On pages 58 and 59 Bell tries to get at an understanding of time and existence that human beings have difficulty with.  He views eternity, not as a physical, endless expanse into the future, but a different plane of existence altogether.  I take that to mean that eternity can be a very present reality.  I agree with Bell.  I find reality in heavenly things and understanding; truths that I cannot grasp in a physical realm are easy and common in a spiritual state.

Here may be the hardest place for me to connect with Rob Bell.  In Mark 10:25-31 the Bible records the words of Jesus:
25 It is easier for a camel to go through the eye of a needle than for a rich man to enter the kingdom of God.”
 26 The disciples were even more amazed, and said to each other, “Who then can be saved?”
 27 Jesus looked at them and said, “With man this is impossible, but not with God; all things are possible with God.”
 28  Peter said to him, “We have left everything to follow you!”
   29 “I tell you the truth,” Jesus replied, “no one who has left home or brothers or sisters or mother or father or children or fields for me and the gospel 30 will fail to receive a hundred times as much in this present age (homes, brothers, sisters, mothers, children and fields—and with them, persecutions) and in the age to come, eternal life. 31 But many who are first will be last, and the last first.” (NIV)

Rob Bell insists that heaven is here.  I agree that we are connected to there, to heaven.  Our hope is there, but it begins here.  This is the hardest concept for me to master, to have faith in the realities the Bible promises while my experiences are confined to the physical and tangible.  Well, not altogether.  Sometimes I have been in tune with heaven and rejoiced in its splendor, but it was a brief sojourn, and the jarring reality of earthbound activities returned with force.

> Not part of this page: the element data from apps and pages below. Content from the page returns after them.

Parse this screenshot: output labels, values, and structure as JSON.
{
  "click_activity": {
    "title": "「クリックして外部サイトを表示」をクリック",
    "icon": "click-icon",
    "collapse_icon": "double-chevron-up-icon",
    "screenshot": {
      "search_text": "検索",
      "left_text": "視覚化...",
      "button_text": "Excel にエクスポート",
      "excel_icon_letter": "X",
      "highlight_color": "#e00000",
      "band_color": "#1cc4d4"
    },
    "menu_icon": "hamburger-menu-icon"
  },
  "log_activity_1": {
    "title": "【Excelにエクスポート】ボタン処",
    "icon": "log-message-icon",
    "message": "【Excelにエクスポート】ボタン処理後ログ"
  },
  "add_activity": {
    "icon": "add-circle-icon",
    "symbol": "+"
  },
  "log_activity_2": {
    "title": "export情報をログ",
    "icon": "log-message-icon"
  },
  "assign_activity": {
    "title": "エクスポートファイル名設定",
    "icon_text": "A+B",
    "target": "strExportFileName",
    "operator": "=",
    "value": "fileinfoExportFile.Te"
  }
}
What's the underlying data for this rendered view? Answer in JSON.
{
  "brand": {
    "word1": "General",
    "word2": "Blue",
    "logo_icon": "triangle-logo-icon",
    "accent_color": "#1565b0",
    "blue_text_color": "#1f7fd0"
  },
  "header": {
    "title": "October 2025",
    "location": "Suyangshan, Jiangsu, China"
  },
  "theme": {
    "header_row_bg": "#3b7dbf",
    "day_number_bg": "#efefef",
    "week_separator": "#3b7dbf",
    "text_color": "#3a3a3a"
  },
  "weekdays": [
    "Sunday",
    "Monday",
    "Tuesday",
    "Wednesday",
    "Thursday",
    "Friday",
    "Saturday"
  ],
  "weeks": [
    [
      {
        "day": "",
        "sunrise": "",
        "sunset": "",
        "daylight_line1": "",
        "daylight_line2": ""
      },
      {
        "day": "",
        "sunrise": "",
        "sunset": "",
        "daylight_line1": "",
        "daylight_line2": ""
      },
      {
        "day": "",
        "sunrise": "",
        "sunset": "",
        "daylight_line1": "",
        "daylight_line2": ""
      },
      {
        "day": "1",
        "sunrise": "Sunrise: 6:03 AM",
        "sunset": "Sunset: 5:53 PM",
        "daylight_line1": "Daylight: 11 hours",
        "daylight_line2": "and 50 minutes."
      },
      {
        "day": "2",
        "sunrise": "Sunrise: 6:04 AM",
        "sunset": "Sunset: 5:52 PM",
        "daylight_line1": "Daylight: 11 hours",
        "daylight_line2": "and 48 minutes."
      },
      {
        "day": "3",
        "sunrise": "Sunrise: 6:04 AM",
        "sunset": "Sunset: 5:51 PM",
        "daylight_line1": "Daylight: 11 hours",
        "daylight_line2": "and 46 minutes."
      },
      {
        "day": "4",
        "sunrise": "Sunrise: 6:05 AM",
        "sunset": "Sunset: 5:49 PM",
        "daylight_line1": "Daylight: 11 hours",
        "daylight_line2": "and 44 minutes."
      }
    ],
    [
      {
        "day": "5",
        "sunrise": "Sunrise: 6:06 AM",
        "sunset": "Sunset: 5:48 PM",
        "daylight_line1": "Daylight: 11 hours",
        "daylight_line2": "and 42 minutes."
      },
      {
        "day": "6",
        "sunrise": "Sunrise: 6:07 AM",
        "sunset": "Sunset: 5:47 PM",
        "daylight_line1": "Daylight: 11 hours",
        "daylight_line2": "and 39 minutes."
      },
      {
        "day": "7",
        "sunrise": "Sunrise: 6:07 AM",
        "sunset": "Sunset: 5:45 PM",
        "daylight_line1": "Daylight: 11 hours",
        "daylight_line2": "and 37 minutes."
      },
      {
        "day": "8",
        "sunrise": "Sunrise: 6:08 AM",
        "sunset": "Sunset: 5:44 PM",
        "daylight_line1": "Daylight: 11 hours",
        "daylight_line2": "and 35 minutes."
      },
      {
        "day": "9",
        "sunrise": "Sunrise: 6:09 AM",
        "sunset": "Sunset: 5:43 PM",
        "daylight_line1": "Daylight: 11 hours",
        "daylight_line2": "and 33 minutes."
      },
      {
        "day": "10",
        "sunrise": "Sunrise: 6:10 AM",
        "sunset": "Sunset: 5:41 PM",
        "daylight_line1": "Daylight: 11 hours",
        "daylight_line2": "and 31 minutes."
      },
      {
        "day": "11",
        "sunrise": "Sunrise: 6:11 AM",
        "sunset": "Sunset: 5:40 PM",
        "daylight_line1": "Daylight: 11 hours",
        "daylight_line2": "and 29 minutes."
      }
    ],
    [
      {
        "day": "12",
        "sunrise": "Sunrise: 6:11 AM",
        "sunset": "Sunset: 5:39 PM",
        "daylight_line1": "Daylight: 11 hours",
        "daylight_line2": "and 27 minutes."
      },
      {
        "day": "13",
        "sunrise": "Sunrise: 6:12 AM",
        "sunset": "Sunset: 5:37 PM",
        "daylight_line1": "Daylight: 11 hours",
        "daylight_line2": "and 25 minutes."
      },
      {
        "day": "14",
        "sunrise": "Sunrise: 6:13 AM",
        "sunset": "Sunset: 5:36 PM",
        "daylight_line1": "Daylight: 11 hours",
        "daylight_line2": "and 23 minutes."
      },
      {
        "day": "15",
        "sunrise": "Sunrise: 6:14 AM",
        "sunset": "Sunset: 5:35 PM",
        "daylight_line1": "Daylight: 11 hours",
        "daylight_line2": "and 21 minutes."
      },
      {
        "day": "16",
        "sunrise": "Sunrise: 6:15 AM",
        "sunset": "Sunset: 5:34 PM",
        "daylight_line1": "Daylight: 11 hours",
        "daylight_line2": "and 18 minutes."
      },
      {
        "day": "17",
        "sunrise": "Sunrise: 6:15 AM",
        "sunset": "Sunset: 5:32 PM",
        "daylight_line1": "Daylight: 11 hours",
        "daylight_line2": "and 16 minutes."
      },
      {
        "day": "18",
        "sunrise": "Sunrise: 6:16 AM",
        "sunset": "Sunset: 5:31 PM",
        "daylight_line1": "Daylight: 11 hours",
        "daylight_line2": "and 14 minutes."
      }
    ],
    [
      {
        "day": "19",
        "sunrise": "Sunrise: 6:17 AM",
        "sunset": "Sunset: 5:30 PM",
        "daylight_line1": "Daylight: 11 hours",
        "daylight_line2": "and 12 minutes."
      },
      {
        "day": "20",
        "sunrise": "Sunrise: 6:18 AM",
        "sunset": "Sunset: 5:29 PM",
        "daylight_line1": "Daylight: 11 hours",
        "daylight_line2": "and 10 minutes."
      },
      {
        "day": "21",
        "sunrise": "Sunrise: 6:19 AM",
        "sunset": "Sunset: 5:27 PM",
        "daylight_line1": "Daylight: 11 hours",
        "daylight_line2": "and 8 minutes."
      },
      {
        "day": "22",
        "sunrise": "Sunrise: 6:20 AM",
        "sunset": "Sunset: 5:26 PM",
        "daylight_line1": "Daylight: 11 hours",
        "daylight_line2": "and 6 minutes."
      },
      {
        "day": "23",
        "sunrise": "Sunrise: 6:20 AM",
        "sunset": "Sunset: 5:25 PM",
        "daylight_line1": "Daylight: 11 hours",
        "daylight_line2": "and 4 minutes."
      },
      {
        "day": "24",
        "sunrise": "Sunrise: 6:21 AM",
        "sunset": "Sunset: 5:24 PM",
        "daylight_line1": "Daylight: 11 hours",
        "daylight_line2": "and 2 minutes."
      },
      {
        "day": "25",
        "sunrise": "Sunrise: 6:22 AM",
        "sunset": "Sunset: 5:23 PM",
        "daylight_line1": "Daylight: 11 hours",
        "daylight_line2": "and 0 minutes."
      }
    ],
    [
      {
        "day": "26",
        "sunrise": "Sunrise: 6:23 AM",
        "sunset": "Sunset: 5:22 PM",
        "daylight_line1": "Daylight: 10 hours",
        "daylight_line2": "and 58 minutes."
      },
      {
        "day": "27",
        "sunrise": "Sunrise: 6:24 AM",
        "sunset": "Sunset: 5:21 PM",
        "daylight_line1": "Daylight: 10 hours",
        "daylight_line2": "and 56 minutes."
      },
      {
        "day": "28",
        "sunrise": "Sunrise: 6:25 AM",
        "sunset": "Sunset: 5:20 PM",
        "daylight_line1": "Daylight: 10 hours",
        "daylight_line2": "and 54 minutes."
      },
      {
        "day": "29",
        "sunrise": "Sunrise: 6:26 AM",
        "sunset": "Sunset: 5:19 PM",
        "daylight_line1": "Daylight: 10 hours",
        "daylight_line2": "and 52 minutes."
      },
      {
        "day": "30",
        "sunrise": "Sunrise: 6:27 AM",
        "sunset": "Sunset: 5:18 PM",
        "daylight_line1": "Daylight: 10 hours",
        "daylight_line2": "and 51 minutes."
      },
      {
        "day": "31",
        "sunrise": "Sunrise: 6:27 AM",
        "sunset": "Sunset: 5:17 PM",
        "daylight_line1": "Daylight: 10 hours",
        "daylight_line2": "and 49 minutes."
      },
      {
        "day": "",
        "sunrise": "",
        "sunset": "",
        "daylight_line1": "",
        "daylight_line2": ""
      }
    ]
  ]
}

So how can I as a physical and fallible human ever understand and appreciate the promises of heaven and eternal life?  I am afraid  that trying to fit heaven into an earthly reality deminishes the prospect. and perhaps I am missing some part of Rob Bell's argument.  I may need to give the book a closer read. The truth is I don't want heaven to be here.  I want the promises to be only a reflection, a hint of what heaven will be; these hints are just something to spur me on to the full reality of God's glory.

One theory found in the field of literary theory is called binary opposition.  We define things as black or white, up or down, heaven or hell, life or death, time or eternity.  Opposites are used to define the subject by what it is not.    Heaven is defined in terms we use as earthly surperlatives--choirs of angesl, crystal sea, golden streets.  In one passage Bell suggests that heaven and hell is like the celebration with the prodigal son and the sadness of the older brother.  If hell is not punishment and torment, is heaven still joy and exaltation?  All our metaphors collapse when we examine them too closely.  Heaven and hell will be revealed in that other dimension, and now we only throw darts at the target hoping to get a bull's eye.

I am afraid my attempts to grasp this idea have only muddied the water.  I may need to start over.